I promise to share details about my New World Cuisine Class in my next post, until then you can check out my Instagram for some pictures from production! Lots of delicious foods coming your way!


Oh, I was in complete uniform today — apron included. I made it to class at 6:59 am.

Sanitized, Starched, Pressed, Hemmed–and the Sun is not up yet.

It’s 5:09am.

I’m going to have to quickly adjust to these early mornings and end my habitual late night Pinteresting. After general orientation yesterday, I received my knife kit and textbooks from my instructor – talk about easy school supply shopping! My uniform is washed, starched, and ironed. I have to say, my chef pants are rather comfy, almost like having on pajama pants. Along with my uniform are little accessories like a navy collar to indicating my year, side towels, and an apron. All are important to complementing my kitchen runway look. It’s clear that one weekly task will be cleaning my chef whites i.e. carrying around Tide To Go to lessen the stains to clean and learning to love ironing.

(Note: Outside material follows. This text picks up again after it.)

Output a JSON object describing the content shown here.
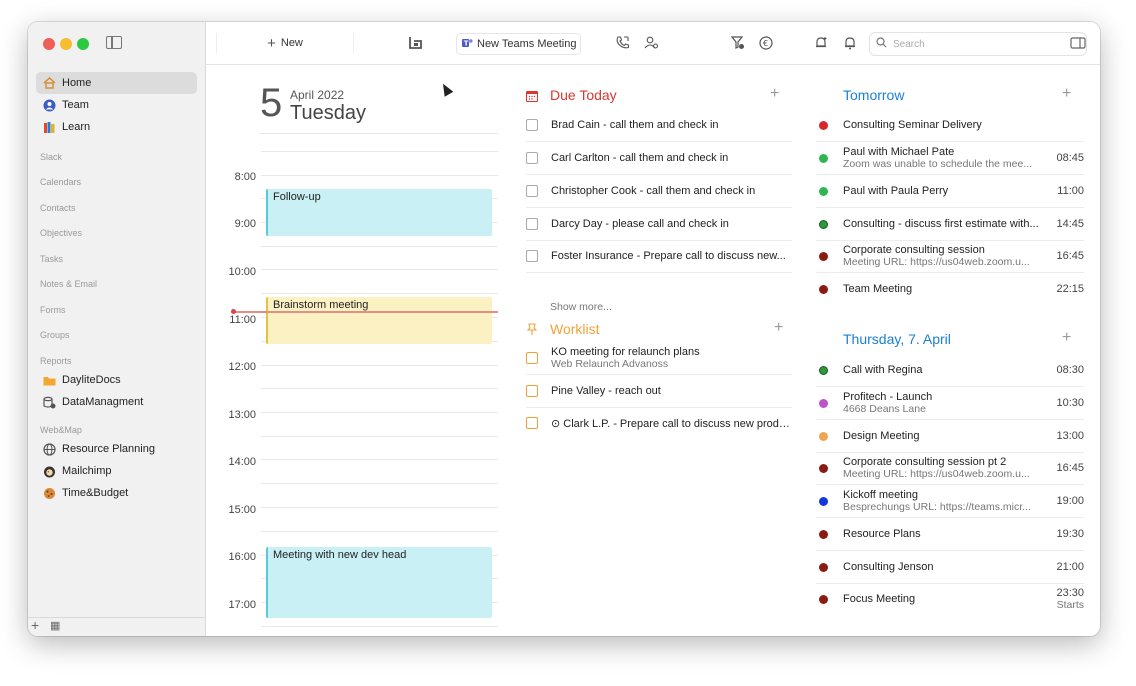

I am filled with anticipation, hesitation, and excitement as I am about to begin the semester. It is funny to think how my freshman self would react if told she would be in culinary school before graduate school. Today, the chefs are giving the whole department a run down on little things necessary to know for all the courses from storing products, setting up cleaning stations, and using the different equipment in the kitchens.

I want to dedicate this first official post to my family, friends, and supporters, I do not express my gratitude nearly enough and hope you all know that your honest insights, excitement, and continual words of encouragement played a huge role in my decision to go for my dream.

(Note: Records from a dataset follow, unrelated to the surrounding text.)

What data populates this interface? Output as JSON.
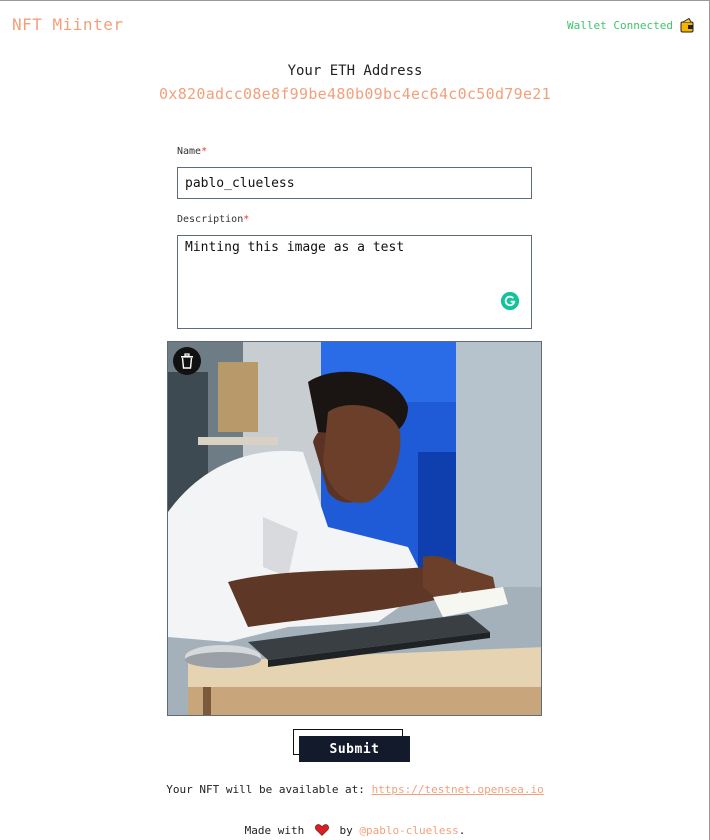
{
  "header": {
    "brand": "NFT Miinter",
    "wallet_status": "Wallet Connected",
    "wallet_icon": "wallet-icon"
  },
  "eth": {
    "title": "Your ETH Address",
    "address": "0x820adcc08e8f99be480b09bc4ec64c0c50d79e21"
  },
  "form": {
    "name_label": "Name",
    "description_label": "Description",
    "required_mark": "*",
    "name_value": "pablo_clueless",
    "description_value": "Minting this image as a test",
    "submit_label": "Submit"
  },
  "image": {
    "delete_icon": "trash-icon",
    "alt": "Person writing at a desk with a laptop"
  },
  "result": {
    "text": "Your NFT will be available at: ",
    "link": "https://testnet.opensea.io"
  },
  "footer": {
    "made_with": "Made with",
    "by": "by",
    "handle": "@pablo-clueless",
    "dot": "."
  },
  "colors": {
    "accent": "#f2a07b",
    "connected": "#3ec46d",
    "button": "#121a2b",
    "required": "#e53935"
  }
}
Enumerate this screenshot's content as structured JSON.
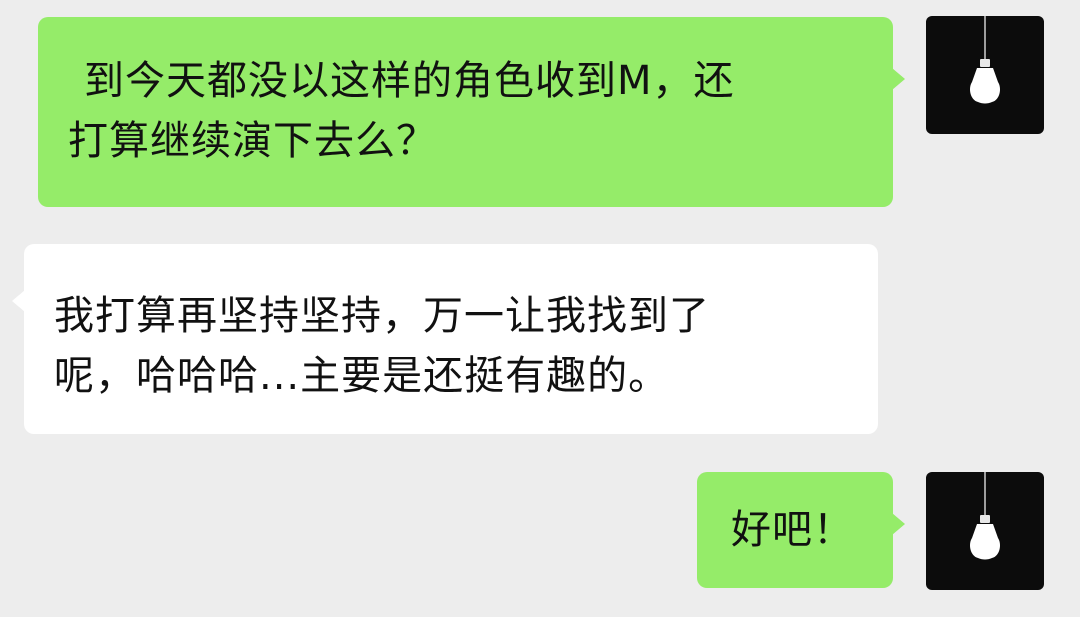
{
  "messages": [
    {
      "side": "sent",
      "lines": [
        "到今天都没以这样的角色收到M，还",
        "打算继续演下去么？"
      ]
    },
    {
      "side": "received",
      "lines": [
        "我打算再坚持坚持，万一让我找到了",
        "呢，哈哈哈...主要是还挺有趣的。"
      ]
    },
    {
      "side": "sent",
      "lines": [
        "好吧！"
      ]
    }
  ],
  "avatar_icon": "light-bulb-icon",
  "colors": {
    "background": "#ededed",
    "sent_bubble": "#95ec69",
    "received_bubble": "#ffffff",
    "avatar_background": "#0c0c0c"
  }
}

Welcome to A La Twenty-Something!

Welcome to the world of culinary arts.  I hope to capture the best of the best moments and those worst of the worst moments that (hopefully) turn into memorable lessons. And…I’ll “leek” some of those culinary secrets that might make your home-chef experience better while integrating some tasty nutrition information and tweaks too!

“A La” is a French phrase you are probably recognized paired as “a la carte” or in translation, according to the menu..” Other synonymous meanings include “in the style of”As I was brainstorming blog name, I did not want a “HEY READ THIS BLOG ABOUT MY CULINARY SCHOOL EXPERIENCE” title, I want this social platform to capture my experience but also be a reflective, honest, informative piece — thus this is culinary school, post grad life, new city living according to a twenty-something.

I’m new to the blogging world and still figuring out the kinks of layouts, posting schedule, and everything in between. So first thanks for your interest,  support, and patience as I figure this all out! (Suggestions are welcomed!)

And of course no foodie experience is without an Instagram! Follow this account : alatwentysomething for pictures from inside and outside the kitchen!